By infusing the web-reliant features we've come to expect out of any device released in 2012, Sony is essentially telling us "all the fun stuff you can do on your phone, you can now do it on our thing that is a way better gaming experience." But do the hardcore gamers care about integrating the social web with their gaming device? Can the casual gamer be lured by higher-end games with the carrot of not being pulled away from the things that currently tether them to their phones? The Vita seeks to be the answer both of these questions.

In the last release cycle, Sony first had to battle Nintendo, whose Nintendo DS clobbered the PSP in sales, although certainly the devices aimed for different demographics. The DS, like all Nintendo products, is a much more playful, kid-oriented experience that still manages to appeal to a wide age-range.
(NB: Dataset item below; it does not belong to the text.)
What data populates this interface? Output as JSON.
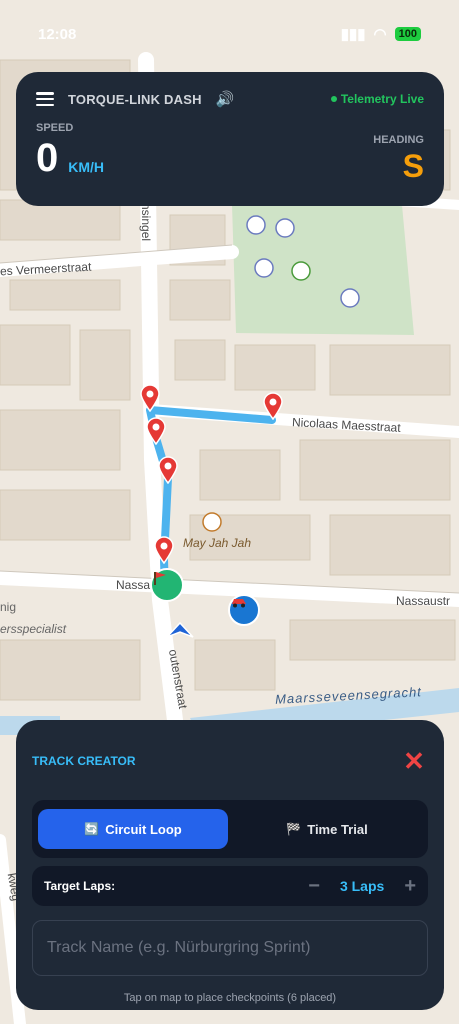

The DS shipped more than 150 million units, compared to the PSP's 70 million in roughly the same time frame. During this cycle, which began in 2004, Apple began to break away from the pack in mobile entertainment, and hasn't looked back. Granted, the aims and methods of Apple were completely different than those of Sony and Nintendo, but they still managed to indirectly make mobile-gaming a part of their all-inclusive iPhone, iPod Touch and iPad devices.

For this go-round, Apple, and to an extent Google's Android platform, will continue to do what they have been doing: improving phones and tablets and providing access to simpler, self-contained game experiences for little or no secondary investment. Essentially, Apple and Google make life devices that can accommodate a somewhat advanced simulation of a game console. Meanwhile, Sony has taken its very advanced portable game console and tried to accommodate the features of a life device.

The consumer economics of this venture are also a big risk for Sony. The Vita is retailing on launch day for $249 with WiFi, and $300 with WiFi and 3G capability. While Vita is backwards compatible with PSP games, new Vita-specific titles will cost you anywhere from $30-$50. Given how many free and cheap games are available on the App Store and Android markets, the proposition of a Vita and half a dozen games versus a smartphone could be considered a virtual wash.

Make no mistake, Sony is not truly challenging Apple or Google outright. The 3DS will be the primary competition the Vita is measured against, although it is already lagging behind Nintendo's counterpart and its PSP ancestor. Sony believes it is doing very different things for the end user than a smartphone or tablet, but the company is also not ignoring the elephant in the room.

As Jack Tretton, chief executive of Sony Computer Entertainment America told Investors.com, "Smartphones and tablets could help video game devices by introducing more people to video games and getting them interested in higher-end software and hardware."

This thinking is the truly big gamble of the Vita. In a struggling global economy, the logic behind Tretton's statement means a major financial commitment for consumers who already have these devices and are potentially purchasing a Vita on top of them.

The Vita's success may be ultimately tied to this question: do enough people love console gaming enough that they will pay a premium to take it with them?